EXERCISE INSTRUCTIONS -
Report every line of the data where the string "Microsoft" appears.

RECORDS -
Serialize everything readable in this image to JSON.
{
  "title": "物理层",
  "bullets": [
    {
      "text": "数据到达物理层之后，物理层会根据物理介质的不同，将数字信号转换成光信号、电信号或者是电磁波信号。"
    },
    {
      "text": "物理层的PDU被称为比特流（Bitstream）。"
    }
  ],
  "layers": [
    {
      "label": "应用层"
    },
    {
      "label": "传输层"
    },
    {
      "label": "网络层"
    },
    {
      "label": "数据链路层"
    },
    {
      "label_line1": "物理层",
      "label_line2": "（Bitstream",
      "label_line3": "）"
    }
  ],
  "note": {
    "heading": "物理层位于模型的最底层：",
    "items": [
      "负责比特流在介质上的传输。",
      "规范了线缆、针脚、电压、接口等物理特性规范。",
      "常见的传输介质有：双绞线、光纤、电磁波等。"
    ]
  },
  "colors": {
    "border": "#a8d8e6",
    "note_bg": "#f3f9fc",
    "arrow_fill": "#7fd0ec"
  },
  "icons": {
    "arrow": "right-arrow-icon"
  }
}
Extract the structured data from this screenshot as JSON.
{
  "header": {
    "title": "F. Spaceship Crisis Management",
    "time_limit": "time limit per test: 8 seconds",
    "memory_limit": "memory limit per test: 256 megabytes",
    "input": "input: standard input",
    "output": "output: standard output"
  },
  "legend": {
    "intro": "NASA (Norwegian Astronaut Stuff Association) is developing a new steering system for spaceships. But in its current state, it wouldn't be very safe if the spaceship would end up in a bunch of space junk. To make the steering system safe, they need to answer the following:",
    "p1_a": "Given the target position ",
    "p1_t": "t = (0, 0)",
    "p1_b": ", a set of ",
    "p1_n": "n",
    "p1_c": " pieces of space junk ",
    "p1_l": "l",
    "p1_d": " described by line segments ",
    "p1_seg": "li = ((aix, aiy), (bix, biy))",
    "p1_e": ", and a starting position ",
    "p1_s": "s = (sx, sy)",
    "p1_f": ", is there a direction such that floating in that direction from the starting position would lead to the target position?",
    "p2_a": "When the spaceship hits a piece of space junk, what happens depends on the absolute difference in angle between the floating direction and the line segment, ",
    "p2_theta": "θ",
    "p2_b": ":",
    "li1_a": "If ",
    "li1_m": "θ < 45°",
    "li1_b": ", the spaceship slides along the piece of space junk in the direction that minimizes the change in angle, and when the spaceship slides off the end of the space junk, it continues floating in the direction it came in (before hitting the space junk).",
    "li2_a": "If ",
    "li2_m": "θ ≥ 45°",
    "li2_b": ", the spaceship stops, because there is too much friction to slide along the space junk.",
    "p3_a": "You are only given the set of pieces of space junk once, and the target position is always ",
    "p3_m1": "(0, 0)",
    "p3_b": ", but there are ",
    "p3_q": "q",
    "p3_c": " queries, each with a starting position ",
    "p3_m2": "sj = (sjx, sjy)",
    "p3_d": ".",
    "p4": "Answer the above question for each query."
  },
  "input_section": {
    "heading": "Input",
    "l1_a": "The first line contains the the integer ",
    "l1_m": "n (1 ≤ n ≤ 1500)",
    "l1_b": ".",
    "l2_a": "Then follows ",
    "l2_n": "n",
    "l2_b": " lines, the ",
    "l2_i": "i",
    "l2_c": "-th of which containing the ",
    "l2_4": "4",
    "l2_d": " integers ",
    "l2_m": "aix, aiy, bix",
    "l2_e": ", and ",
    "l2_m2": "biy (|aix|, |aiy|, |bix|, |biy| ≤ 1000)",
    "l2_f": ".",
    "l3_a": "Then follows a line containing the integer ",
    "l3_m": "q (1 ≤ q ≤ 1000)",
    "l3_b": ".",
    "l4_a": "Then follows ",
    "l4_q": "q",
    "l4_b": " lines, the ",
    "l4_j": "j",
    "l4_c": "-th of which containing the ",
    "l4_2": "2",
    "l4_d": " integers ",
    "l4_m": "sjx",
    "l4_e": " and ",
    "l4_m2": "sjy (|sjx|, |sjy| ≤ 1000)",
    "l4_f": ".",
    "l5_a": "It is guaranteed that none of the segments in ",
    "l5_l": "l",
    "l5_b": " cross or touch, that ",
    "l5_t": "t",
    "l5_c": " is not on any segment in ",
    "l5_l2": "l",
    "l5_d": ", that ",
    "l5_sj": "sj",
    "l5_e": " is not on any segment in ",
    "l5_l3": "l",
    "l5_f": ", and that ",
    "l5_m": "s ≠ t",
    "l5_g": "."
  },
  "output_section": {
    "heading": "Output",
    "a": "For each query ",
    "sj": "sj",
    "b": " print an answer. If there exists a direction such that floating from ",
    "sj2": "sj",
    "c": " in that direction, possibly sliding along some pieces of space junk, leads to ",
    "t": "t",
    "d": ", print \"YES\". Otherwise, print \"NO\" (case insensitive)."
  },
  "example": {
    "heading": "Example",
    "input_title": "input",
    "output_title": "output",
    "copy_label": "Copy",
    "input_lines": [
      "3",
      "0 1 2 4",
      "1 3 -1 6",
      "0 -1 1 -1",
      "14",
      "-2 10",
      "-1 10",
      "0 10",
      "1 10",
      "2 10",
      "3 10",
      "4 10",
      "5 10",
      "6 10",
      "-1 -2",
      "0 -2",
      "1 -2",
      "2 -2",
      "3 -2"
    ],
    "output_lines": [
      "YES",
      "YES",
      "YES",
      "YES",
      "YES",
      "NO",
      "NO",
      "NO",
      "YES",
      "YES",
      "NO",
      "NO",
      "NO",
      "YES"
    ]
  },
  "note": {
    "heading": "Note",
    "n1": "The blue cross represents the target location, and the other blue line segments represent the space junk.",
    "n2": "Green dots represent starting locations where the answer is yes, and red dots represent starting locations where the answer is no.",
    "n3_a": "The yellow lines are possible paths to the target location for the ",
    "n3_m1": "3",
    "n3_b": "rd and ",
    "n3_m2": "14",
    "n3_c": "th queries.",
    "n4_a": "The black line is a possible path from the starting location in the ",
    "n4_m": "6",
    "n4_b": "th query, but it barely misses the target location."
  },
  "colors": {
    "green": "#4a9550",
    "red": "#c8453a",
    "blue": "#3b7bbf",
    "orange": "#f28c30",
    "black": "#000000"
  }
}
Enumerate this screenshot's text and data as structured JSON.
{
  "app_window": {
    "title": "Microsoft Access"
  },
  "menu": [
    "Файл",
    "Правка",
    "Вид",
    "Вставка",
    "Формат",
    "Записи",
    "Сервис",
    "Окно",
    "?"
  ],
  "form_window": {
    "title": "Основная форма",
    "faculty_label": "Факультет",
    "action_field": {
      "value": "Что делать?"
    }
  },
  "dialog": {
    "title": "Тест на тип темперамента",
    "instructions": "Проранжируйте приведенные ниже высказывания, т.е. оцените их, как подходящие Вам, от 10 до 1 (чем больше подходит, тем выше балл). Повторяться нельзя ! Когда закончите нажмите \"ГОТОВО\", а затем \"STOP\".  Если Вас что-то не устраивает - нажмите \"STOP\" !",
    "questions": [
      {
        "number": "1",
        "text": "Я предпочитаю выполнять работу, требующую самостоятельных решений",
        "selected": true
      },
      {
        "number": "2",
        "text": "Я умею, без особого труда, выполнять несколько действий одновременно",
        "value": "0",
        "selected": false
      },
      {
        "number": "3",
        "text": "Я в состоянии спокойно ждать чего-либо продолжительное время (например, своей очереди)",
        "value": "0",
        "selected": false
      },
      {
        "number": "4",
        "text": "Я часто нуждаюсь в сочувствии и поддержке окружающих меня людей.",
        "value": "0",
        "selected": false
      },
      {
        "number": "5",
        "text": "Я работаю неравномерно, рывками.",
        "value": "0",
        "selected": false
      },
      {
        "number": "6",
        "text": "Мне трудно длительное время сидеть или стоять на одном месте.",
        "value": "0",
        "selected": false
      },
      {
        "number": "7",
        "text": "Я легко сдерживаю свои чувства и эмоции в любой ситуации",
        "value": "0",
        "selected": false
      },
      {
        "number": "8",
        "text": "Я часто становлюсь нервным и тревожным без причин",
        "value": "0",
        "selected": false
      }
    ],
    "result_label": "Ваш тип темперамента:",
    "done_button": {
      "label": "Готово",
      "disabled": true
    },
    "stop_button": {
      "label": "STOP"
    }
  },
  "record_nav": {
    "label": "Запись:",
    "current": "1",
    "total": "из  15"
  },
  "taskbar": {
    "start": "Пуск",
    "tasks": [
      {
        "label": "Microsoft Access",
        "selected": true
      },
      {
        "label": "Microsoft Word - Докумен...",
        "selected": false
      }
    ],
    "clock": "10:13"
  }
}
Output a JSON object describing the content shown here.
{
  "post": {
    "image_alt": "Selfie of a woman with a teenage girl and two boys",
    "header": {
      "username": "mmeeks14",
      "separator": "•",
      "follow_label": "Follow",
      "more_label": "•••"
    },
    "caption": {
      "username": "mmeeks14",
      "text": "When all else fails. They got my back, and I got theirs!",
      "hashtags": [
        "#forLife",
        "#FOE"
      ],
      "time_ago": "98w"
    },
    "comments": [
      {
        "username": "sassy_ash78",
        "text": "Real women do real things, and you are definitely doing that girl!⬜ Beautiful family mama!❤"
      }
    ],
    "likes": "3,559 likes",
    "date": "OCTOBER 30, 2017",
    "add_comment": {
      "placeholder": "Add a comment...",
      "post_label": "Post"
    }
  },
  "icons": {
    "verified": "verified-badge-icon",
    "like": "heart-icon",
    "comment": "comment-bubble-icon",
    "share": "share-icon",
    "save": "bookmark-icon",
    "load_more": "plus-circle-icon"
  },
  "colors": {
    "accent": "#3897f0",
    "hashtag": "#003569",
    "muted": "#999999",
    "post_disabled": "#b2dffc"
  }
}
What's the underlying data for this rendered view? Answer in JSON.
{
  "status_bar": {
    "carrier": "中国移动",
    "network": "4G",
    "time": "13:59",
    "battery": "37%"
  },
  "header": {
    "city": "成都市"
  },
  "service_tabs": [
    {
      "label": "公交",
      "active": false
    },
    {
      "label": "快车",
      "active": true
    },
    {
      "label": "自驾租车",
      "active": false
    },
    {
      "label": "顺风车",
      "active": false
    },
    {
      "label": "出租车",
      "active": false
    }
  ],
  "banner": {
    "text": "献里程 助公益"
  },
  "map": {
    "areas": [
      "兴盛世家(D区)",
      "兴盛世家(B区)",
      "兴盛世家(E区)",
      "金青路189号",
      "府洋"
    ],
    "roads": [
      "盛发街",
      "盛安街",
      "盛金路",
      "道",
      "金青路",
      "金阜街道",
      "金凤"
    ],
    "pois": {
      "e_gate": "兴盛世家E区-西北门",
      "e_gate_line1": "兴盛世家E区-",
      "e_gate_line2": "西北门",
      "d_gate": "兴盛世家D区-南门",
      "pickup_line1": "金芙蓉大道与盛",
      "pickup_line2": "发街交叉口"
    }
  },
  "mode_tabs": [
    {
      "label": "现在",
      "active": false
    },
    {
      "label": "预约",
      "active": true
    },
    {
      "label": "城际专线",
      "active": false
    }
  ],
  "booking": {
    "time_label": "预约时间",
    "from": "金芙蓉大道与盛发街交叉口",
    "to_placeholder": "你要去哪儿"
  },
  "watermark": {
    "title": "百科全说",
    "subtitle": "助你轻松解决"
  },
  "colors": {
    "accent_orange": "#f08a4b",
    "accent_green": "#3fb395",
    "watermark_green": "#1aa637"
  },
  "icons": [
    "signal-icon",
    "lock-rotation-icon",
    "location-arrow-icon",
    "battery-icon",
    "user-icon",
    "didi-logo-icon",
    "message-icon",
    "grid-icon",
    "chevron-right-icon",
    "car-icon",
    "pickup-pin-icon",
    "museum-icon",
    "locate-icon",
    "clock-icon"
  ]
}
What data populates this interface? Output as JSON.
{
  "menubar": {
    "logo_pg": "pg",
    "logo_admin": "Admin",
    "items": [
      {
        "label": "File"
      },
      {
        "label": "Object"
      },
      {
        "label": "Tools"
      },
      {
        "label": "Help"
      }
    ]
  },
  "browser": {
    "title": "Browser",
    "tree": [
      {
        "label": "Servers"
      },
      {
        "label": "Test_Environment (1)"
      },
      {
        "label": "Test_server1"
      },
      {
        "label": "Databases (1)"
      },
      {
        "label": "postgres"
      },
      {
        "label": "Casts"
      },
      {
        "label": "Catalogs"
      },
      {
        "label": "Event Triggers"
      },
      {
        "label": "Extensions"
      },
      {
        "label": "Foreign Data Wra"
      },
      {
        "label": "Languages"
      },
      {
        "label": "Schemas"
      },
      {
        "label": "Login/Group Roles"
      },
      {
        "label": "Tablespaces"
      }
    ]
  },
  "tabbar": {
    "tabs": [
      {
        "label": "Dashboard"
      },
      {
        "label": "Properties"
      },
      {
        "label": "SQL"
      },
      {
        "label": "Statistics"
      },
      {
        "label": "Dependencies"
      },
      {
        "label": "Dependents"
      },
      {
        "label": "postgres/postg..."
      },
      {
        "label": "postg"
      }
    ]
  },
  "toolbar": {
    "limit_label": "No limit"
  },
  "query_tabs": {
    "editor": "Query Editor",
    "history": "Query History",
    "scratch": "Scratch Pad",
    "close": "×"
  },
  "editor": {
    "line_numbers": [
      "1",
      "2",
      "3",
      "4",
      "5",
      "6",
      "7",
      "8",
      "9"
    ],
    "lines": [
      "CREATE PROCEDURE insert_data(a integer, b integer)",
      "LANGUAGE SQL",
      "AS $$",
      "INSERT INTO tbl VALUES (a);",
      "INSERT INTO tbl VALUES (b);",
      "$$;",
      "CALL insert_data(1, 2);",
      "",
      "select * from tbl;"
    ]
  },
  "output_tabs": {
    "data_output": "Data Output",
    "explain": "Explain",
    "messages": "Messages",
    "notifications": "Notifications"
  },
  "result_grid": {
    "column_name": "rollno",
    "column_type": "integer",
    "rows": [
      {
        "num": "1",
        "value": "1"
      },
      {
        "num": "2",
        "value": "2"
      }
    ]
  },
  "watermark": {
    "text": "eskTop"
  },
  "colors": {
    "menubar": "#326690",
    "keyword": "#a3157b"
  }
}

YOUR RESPONSE -
    "title": "Microsoft Access"
        "label": "Microsoft Access",
        "label": "Microsoft Word - Докумен...",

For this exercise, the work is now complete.